The first and second activity promoted creativity and physical exercise in addition to learning phonics, while this one boosts the writing skills. It is definitely an activity to consider – teaching a child to write and understand phonics at the same time is a grand achievement for both the learner and the teacher.
All you have to do here is get a notebook and give it to the child. Aid him in creating a list of his favorite games, toys, or friends he plays with. Spell every word phonetically until the child writes it all by himself.
Use Phonics Books
There are many phonics books (check out our list of top ESL books) out there to use, but you can also create your own books. Every time you introduce a new rule to the learner, create a new page in the book. All it takes is using a marker to write a large letter in the form of the phoneme on a page. Then, you can let the learner color or decorate it. This should help the phoneme to stick to their mind.
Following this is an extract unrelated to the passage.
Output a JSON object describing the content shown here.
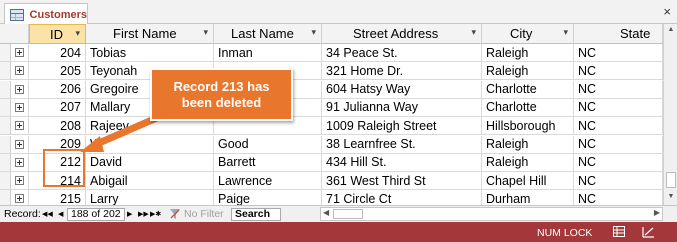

If you wish to use a ready phonics book, find a variety of them. Include those that fit the learner’s knowledge level and tackle it step-by-step. You can even combine different books to make learning more fun.
Of course, it is best to do all the reading in a special corner for reading. This corner should always contain the books that teach phonics, so that the child can get back to them whenever he feels the need to do so. Make this spot very comfortable, so that the child looks forward to learning in it.
Using only books and physical activities will eventually become boring and you might need to introduce something new to the classroom. Teach a child phonics by using phonics DVDs. There are many available on the market.
When you select a video for the student to watch and learn phonics, make sure to watch it with him. You can let the child watch the entire DVD and talk to him when it ends. Asking them to recall what was said and done in the video can prove to be an excellent way to reinforce their knowledge, and can make for a really fun conversation.
All these activities can be combined and implemented through various levels and learning stages, as well as different age groups of children. Remember – these are to aid you in teaching phonics, not take over your task to do so. So, use them in combination with your own set of teaching skills, and you will find that learning can be very enjoyable both for you and the learner.
This post was written by Diana Clark, a former teacher that gave up her educator career for something she always dreamed about – writing. Diana is a freelance writer at Awriter. Feel free to follow Diana on Twitter.